The Pinal County Sheriff's Office in Arizona was also discovered to have auctioned off millions of dollars' worth of 1033 equipment to non-law enforcement agencies for the sole purpose of raising revenue.
In 2014 it was discovered that 184 agencies were suspended from the program due to hundreds of weapons going missing or a failure to comply with guidelines. While small arms such as rifles and handguns were the most common weapons to vanish, 2 Humvees had also gone missing.
While former President Barack Obama has been credited with imposing oversight on the program and limiting the distribution of military hardware to local agencies, his move was widely criticized as being of a symbolic nature.
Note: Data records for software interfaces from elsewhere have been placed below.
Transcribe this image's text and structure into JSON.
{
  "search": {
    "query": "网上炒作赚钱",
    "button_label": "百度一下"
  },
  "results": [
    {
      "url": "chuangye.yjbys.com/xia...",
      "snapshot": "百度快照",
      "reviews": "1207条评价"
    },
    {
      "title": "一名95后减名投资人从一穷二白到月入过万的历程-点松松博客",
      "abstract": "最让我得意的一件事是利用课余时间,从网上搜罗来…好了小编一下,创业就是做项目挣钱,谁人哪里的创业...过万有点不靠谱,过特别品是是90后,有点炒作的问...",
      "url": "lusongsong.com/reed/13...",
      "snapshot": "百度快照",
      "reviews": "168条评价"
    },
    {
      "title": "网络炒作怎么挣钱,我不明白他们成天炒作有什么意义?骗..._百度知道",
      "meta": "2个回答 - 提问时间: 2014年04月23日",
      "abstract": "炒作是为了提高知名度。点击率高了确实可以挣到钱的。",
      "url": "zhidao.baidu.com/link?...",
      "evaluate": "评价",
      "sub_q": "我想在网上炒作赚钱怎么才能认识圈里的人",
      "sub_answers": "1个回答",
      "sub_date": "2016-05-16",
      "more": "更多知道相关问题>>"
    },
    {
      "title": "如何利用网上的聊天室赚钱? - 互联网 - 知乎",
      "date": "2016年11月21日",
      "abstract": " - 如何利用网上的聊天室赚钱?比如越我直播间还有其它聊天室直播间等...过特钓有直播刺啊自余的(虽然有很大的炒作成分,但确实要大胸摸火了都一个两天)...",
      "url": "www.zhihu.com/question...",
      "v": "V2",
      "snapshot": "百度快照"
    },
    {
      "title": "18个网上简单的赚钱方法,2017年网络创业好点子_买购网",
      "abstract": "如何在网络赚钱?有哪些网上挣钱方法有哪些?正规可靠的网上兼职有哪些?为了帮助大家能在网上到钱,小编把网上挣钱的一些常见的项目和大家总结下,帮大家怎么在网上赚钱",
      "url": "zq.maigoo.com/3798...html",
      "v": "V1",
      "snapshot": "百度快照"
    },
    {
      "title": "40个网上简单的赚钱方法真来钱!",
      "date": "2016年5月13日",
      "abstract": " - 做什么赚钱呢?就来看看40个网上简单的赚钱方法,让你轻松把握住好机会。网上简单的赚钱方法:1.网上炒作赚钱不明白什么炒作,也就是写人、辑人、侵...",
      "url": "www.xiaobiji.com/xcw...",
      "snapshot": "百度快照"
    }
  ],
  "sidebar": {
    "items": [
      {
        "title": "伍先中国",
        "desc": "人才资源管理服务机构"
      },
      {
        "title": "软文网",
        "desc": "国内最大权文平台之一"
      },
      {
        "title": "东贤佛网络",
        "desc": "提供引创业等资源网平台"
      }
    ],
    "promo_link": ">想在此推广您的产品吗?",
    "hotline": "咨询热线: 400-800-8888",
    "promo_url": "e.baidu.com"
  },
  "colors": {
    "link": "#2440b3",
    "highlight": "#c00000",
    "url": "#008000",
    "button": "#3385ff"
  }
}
The vast majority of equipment 1033 had provided remained available following his 2015 executive order, and much of the banned equipment such as weaponized aircraft, tracked vehicles and .50 caliber heavy machine guns had never been made available to agencies.
In July, the Government Accountability Office tested the 1033 Program through a sting operation tasked with discovering the potential for fraud and abuse. After creating a “fictitious federal agency” that claimed it performed high-level security and counter-terror work, the GAO managed to secure over US$1.2 million worth of night vision goggles, pipe-bomb and rifle equipment within a week.
“They never did any verification, like visit our ‘location,’ and most of it was by email,” said Zina Merritt, the director of the GAO operation. “It was like getting stuff off of eBay.”